We had discussions with people across the country about the Canadian broadcasting system. One of the strongest focus groups we had was in Calgary, and one of the comments that was made was: Well, if we don't have a Canadian broadcasting system, all we are going to have is basketball. We are not going to have all the hockey that we want and need.
I also think that we have to make sure that the broadcasting system is Canadian.
Of course, you'll note that Shaw's definition of a Canadian broadcasting system is one on which most of the content is not Canadian.
And at that point Shaw's representative got on a roll about how REALLY SCARY things are about to get:

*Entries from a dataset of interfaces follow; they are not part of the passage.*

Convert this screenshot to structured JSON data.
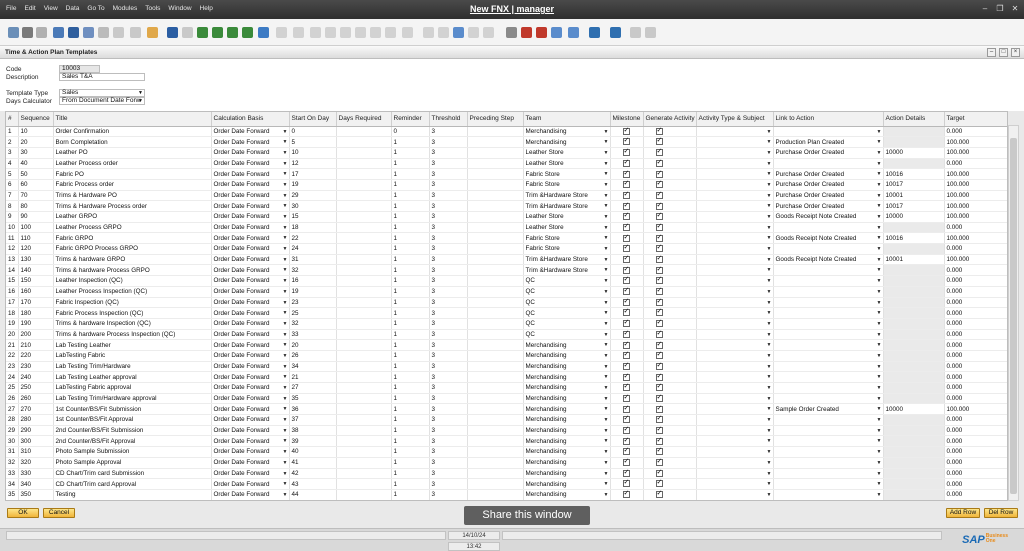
{
  "menu": [
    "File",
    "Edit",
    "View",
    "Data",
    "Go To",
    "Modules",
    "Tools",
    "Window",
    "Help"
  ],
  "app_title": "New FNX | manager",
  "window_title": "Time & Action Plan Templates",
  "form": {
    "code_label": "Code",
    "code": "10003",
    "description_label": "Description",
    "description": "Sales T&A",
    "template_type_label": "Template Type",
    "template_type": "Sales",
    "days_calc_label": "Days Calculator",
    "days_calc": "From Document Date Forw"
  },
  "columns": [
    "#",
    "Sequence",
    "Title",
    "Calculation Basis",
    "Start On Day",
    "Days Required",
    "Reminder",
    "Threshold",
    "Preceding Step",
    "Team",
    "Milestone",
    "Generate Activity",
    "Activity Type & Subject",
    "Link to Action",
    "Action Details",
    "Target"
  ],
  "rows": [
    {
      "n": "1",
      "seq": "10",
      "title": "Order Confirmation",
      "basis": "Order Date Forward",
      "start": "0",
      "rem": "0",
      "thr": "3",
      "team": "Merchandising",
      "link": "",
      "det": "",
      "target": "0.000"
    },
    {
      "n": "2",
      "seq": "20",
      "title": "Born Completation",
      "basis": "Order Date Forward",
      "start": "5",
      "rem": "1",
      "thr": "3",
      "team": "Merchandising",
      "link": "Production Plan Created",
      "det": "",
      "target": "100.000"
    },
    {
      "n": "3",
      "seq": "30",
      "title": "Leather PO",
      "basis": "Order Date Forward",
      "start": "10",
      "rem": "1",
      "thr": "3",
      "team": "Leather Store",
      "link": "Purchase Order Created",
      "det": "10000",
      "target": "100.000"
    },
    {
      "n": "4",
      "seq": "40",
      "title": "Leather Process order",
      "basis": "Order Date Forward",
      "start": "12",
      "rem": "1",
      "thr": "3",
      "team": "Leather Store",
      "link": "",
      "det": "",
      "target": "0.000"
    },
    {
      "n": "5",
      "seq": "50",
      "title": "Fabric PO",
      "basis": "Order Date Forward",
      "start": "17",
      "rem": "1",
      "thr": "3",
      "team": "Fabric Store",
      "link": "Purchase Order Created",
      "det": "10016",
      "target": "100.000"
    },
    {
      "n": "6",
      "seq": "60",
      "title": "Fabric Process order",
      "basis": "Order Date Forward",
      "start": "19",
      "rem": "1",
      "thr": "3",
      "team": "Fabric Store",
      "link": "Purchase Order Created",
      "det": "10017",
      "target": "100.000"
    },
    {
      "n": "7",
      "seq": "70",
      "title": "Trims & Hardware PO",
      "basis": "Order Date Forward",
      "start": "29",
      "rem": "1",
      "thr": "3",
      "team": "Trim &Hardware Store",
      "link": "Purchase Order Created",
      "det": "10001",
      "target": "100.000"
    },
    {
      "n": "8",
      "seq": "80",
      "title": "Trims & Hardware  Process order",
      "basis": "Order Date Forward",
      "start": "30",
      "rem": "1",
      "thr": "3",
      "team": "Trim &Hardware Store",
      "link": "Purchase Order Created",
      "det": "10017",
      "target": "100.000"
    },
    {
      "n": "9",
      "seq": "90",
      "title": "Leather GRPO",
      "basis": "Order Date Forward",
      "start": "15",
      "rem": "1",
      "thr": "3",
      "team": "Leather Store",
      "link": "Goods Receipt Note Created",
      "det": "10000",
      "target": "100.000"
    },
    {
      "n": "10",
      "seq": "100",
      "title": "Leather Process GRPO",
      "basis": "Order Date Forward",
      "start": "18",
      "rem": "1",
      "thr": "3",
      "team": "Leather Store",
      "link": "",
      "det": "",
      "target": "0.000"
    },
    {
      "n": "11",
      "seq": "110",
      "title": "Fabric GRPO",
      "basis": "Order Date Forward",
      "start": "22",
      "rem": "1",
      "thr": "3",
      "team": "Fabric Store",
      "link": "Goods Receipt Note Created",
      "det": "10016",
      "target": "100.000"
    },
    {
      "n": "12",
      "seq": "120",
      "title": "Fabric GRPO  Process GRPO",
      "basis": "Order Date Forward",
      "start": "24",
      "rem": "1",
      "thr": "3",
      "team": "Fabric Store",
      "link": "",
      "det": "",
      "target": "0.000"
    },
    {
      "n": "13",
      "seq": "130",
      "title": "Trims & hardware GRPO",
      "basis": "Order Date Forward",
      "start": "31",
      "rem": "1",
      "thr": "3",
      "team": "Trim &Hardware Store",
      "link": "Goods Receipt Note Created",
      "det": "10001",
      "target": "100.000"
    },
    {
      "n": "14",
      "seq": "140",
      "title": "Trims & hardware Process GRPO",
      "basis": "Order Date Forward",
      "start": "32",
      "rem": "1",
      "thr": "3",
      "team": "Trim &Hardware Store",
      "link": "",
      "det": "",
      "target": "0.000"
    },
    {
      "n": "15",
      "seq": "150",
      "title": "Leather Inspection (QC)",
      "basis": "Order Date Forward",
      "start": "16",
      "rem": "1",
      "thr": "3",
      "team": "QC",
      "link": "",
      "det": "",
      "target": "0.000"
    },
    {
      "n": "16",
      "seq": "160",
      "title": "Leather  Process Inspection (QC)",
      "basis": "Order Date Forward",
      "start": "19",
      "rem": "1",
      "thr": "3",
      "team": "QC",
      "link": "",
      "det": "",
      "target": "0.000"
    },
    {
      "n": "17",
      "seq": "170",
      "title": "Fabric Inspection (QC)",
      "basis": "Order Date Forward",
      "start": "23",
      "rem": "1",
      "thr": "3",
      "team": "QC",
      "link": "",
      "det": "",
      "target": "0.000"
    },
    {
      "n": "18",
      "seq": "180",
      "title": "Fabric Process  Inspection (QC)",
      "basis": "Order Date Forward",
      "start": "25",
      "rem": "1",
      "thr": "3",
      "team": "QC",
      "link": "",
      "det": "",
      "target": "0.000"
    },
    {
      "n": "19",
      "seq": "190",
      "title": "Trims & hardware Inspection (QC)",
      "basis": "Order Date Forward",
      "start": "32",
      "rem": "1",
      "thr": "3",
      "team": "QC",
      "link": "",
      "det": "",
      "target": "0.000"
    },
    {
      "n": "20",
      "seq": "200",
      "title": "Trims & hardware Process Inspection (QC)",
      "basis": "Order Date Forward",
      "start": "33",
      "rem": "1",
      "thr": "3",
      "team": "QC",
      "link": "",
      "det": "",
      "target": "0.000"
    },
    {
      "n": "21",
      "seq": "210",
      "title": "Lab Testing Leather",
      "basis": "Order Date Forward",
      "start": "20",
      "rem": "1",
      "thr": "3",
      "team": "Merchandising",
      "link": "",
      "det": "",
      "target": "0.000"
    },
    {
      "n": "22",
      "seq": "220",
      "title": "LabTesting Fabric",
      "basis": "Order Date Forward",
      "start": "26",
      "rem": "1",
      "thr": "3",
      "team": "Merchandising",
      "link": "",
      "det": "",
      "target": "0.000"
    },
    {
      "n": "23",
      "seq": "230",
      "title": "Lab Testing Trim/Hardware",
      "basis": "Order Date Forward",
      "start": "34",
      "rem": "1",
      "thr": "3",
      "team": "Merchandising",
      "link": "",
      "det": "",
      "target": "0.000"
    },
    {
      "n": "24",
      "seq": "240",
      "title": "Lab Testing Leather approval",
      "basis": "Order Date Forward",
      "start": "21",
      "rem": "1",
      "thr": "3",
      "team": "Merchandising",
      "link": "",
      "det": "",
      "target": "0.000"
    },
    {
      "n": "25",
      "seq": "250",
      "title": "LabTesting Fabric  approval",
      "basis": "Order Date Forward",
      "start": "27",
      "rem": "1",
      "thr": "3",
      "team": "Merchandising",
      "link": "",
      "det": "",
      "target": "0.000"
    },
    {
      "n": "26",
      "seq": "260",
      "title": "Lab Testing Trim/Hardware  approval",
      "basis": "Order Date Forward",
      "start": "35",
      "rem": "1",
      "thr": "3",
      "team": "Merchandising",
      "link": "",
      "det": "",
      "target": "0.000"
    },
    {
      "n": "27",
      "seq": "270",
      "title": "1st Counter/BS/Fit Submission",
      "basis": "Order Date Forward",
      "start": "36",
      "rem": "1",
      "thr": "3",
      "team": "Merchandising",
      "link": "Sample Order Created",
      "det": "10000",
      "target": "100.000"
    },
    {
      "n": "28",
      "seq": "280",
      "title": "1st Counter/BS/Fit Approval",
      "basis": "Order Date Forward",
      "start": "37",
      "rem": "1",
      "thr": "3",
      "team": "Merchandising",
      "link": "",
      "det": "",
      "target": "0.000"
    },
    {
      "n": "29",
      "seq": "290",
      "title": "2nd Counter/BS/Fit Submission",
      "basis": "Order Date Forward",
      "start": "38",
      "rem": "1",
      "thr": "3",
      "team": "Merchandising",
      "link": "",
      "det": "",
      "target": "0.000"
    },
    {
      "n": "30",
      "seq": "300",
      "title": "2nd Counter/BS/Fit Approval",
      "basis": "Order Date Forward",
      "start": "39",
      "rem": "1",
      "thr": "3",
      "team": "Merchandising",
      "link": "",
      "det": "",
      "target": "0.000"
    },
    {
      "n": "31",
      "seq": "310",
      "title": "Photo Sample Submission",
      "basis": "Order Date Forward",
      "start": "40",
      "rem": "1",
      "thr": "3",
      "team": "Merchandising",
      "link": "",
      "det": "",
      "target": "0.000"
    },
    {
      "n": "32",
      "seq": "320",
      "title": "Photo Sample Approval",
      "basis": "Order Date Forward",
      "start": "41",
      "rem": "1",
      "thr": "3",
      "team": "Merchandising",
      "link": "",
      "det": "",
      "target": "0.000"
    },
    {
      "n": "33",
      "seq": "330",
      "title": "CD Chart/Trim card Submission",
      "basis": "Order Date Forward",
      "start": "42",
      "rem": "1",
      "thr": "3",
      "team": "Merchandising",
      "link": "",
      "det": "",
      "target": "0.000"
    },
    {
      "n": "34",
      "seq": "340",
      "title": "CD Chart/Trim card Approval",
      "basis": "Order Date Forward",
      "start": "43",
      "rem": "1",
      "thr": "3",
      "team": "Merchandising",
      "link": "",
      "det": "",
      "target": "0.000"
    },
    {
      "n": "35",
      "seq": "350",
      "title": "Testing",
      "basis": "Order Date Forward",
      "start": "44",
      "rem": "1",
      "thr": "3",
      "team": "Merchandising",
      "link": "",
      "det": "",
      "target": "0.000"
    }
  ],
  "buttons": {
    "ok": "OK",
    "cancel": "Cancel",
    "add_row": "Add Row",
    "del_row": "Del Row"
  },
  "share_banner": "Share this window",
  "status": {
    "date": "14/10/24",
    "time": "13:42"
  },
  "logo": {
    "sap": "SAP",
    "product_line1": "Business",
    "product_line2": "One"
  },
  "colors": {
    "button_accent": "#f0b43a",
    "logo_blue": "#1a6ab5",
    "logo_orange": "#e88b1a"
  }
}
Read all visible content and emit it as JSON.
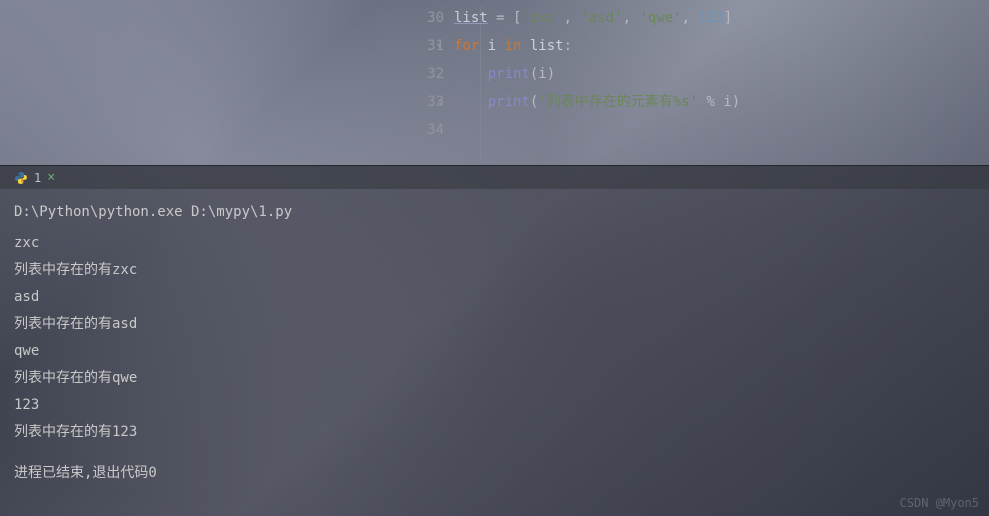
{
  "editor": {
    "lines": [
      {
        "num": "30",
        "fold": "",
        "tokens": [
          {
            "cls": "var underline",
            "t": "list"
          },
          {
            "cls": "punc",
            "t": " = ["
          },
          {
            "cls": "str",
            "t": "'zxc'"
          },
          {
            "cls": "punc",
            "t": ", "
          },
          {
            "cls": "str",
            "t": "'asd'"
          },
          {
            "cls": "punc",
            "t": ", "
          },
          {
            "cls": "str",
            "t": "'qwe'"
          },
          {
            "cls": "punc",
            "t": ", "
          },
          {
            "cls": "num",
            "t": "123"
          },
          {
            "cls": "punc",
            "t": "]"
          }
        ]
      },
      {
        "num": "31",
        "fold": "▾",
        "tokens": [
          {
            "cls": "kw",
            "t": "for "
          },
          {
            "cls": "plain",
            "t": "i "
          },
          {
            "cls": "kw",
            "t": "in "
          },
          {
            "cls": "plain",
            "t": "list"
          },
          {
            "cls": "punc",
            "t": ":"
          }
        ]
      },
      {
        "num": "32",
        "fold": "",
        "tokens": [
          {
            "cls": "plain",
            "t": "    "
          },
          {
            "cls": "fn",
            "t": "print"
          },
          {
            "cls": "punc",
            "t": "(i)"
          }
        ]
      },
      {
        "num": "33",
        "fold": "▵",
        "tokens": [
          {
            "cls": "plain",
            "t": "    "
          },
          {
            "cls": "fn",
            "t": "print"
          },
          {
            "cls": "punc",
            "t": "("
          },
          {
            "cls": "str",
            "t": "'列表中存在的元素有%s'"
          },
          {
            "cls": "punc",
            "t": " % i)"
          }
        ]
      },
      {
        "num": "34",
        "fold": "",
        "tokens": []
      }
    ]
  },
  "tab": {
    "label": "1",
    "close": "×"
  },
  "console": {
    "command": "D:\\Python\\python.exe D:\\mypy\\1.py",
    "output": [
      "zxc",
      "列表中存在的有zxc",
      "asd",
      "列表中存在的有asd",
      "qwe",
      "列表中存在的有qwe",
      "123",
      "列表中存在的有123"
    ],
    "footer": "进程已结束,退出代码0"
  },
  "watermark": "CSDN @Myon5"
}
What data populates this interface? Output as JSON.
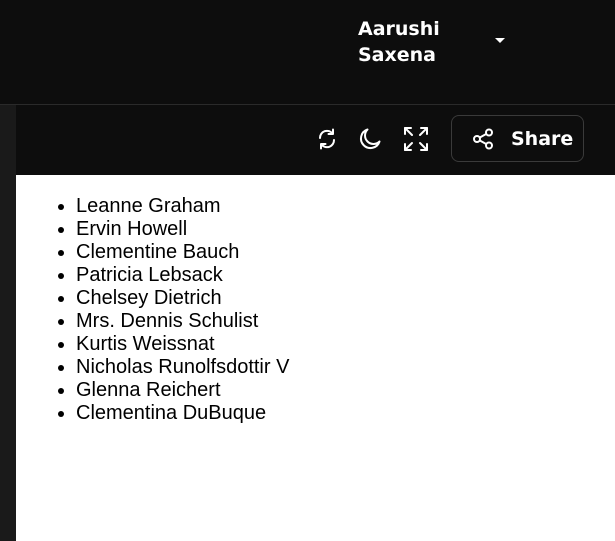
{
  "header": {
    "user": {
      "name_line1": "Aarushi",
      "name_line2": "Saxena",
      "menu_icon": "caret-down-icon"
    }
  },
  "toolbar": {
    "refresh_icon": "refresh-icon",
    "theme_icon": "moon-icon",
    "fullscreen_icon": "expand-icon",
    "share": {
      "icon": "share-icon",
      "label": "Share"
    }
  },
  "content": {
    "names": [
      "Leanne Graham",
      "Ervin Howell",
      "Clementine Bauch",
      "Patricia Lebsack",
      "Chelsey Dietrich",
      "Mrs. Dennis Schulist",
      "Kurtis Weissnat",
      "Nicholas Runolfsdottir V",
      "Glenna Reichert",
      "Clementina DuBuque"
    ]
  },
  "colors": {
    "chrome_bg": "#0d0d0d",
    "content_bg": "#ffffff",
    "text_light": "#ffffff",
    "border": "#3a3a3a"
  }
}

MR. ROBERTSON: I just tend to look at it and feel that they do what would seem logical: you start with a library, you move to original content, you knock out as early a window as you can possibly get a hold of, which is happening right now, and then you start making the move into live sports and news.
ABC would do it, and we would do it, and that's what you do. I would just presume that's where they are headed. I don't think they are painting any kind of a box that they are going to be comfortable staying inside.
We almost tried to talk ourselves into that when they were doing library only, but it didn't take long for us to be reconditioned that they are -- you know, they are on their way up the quality curve.
Anybody know where I can get a Grey Market Internet connection? Because as soon as Netflix goes down, they'll be going after Roku and GoogleTV and AppleTV and Youtube and -- well, pretty much anybody who offers something you used to get on television but don't have to anymore.
And, of course, most of the money Shaw earns by keeping the competition out will go to funding Canadian programming.
Excuse me. But I think it's time to walk into traffic.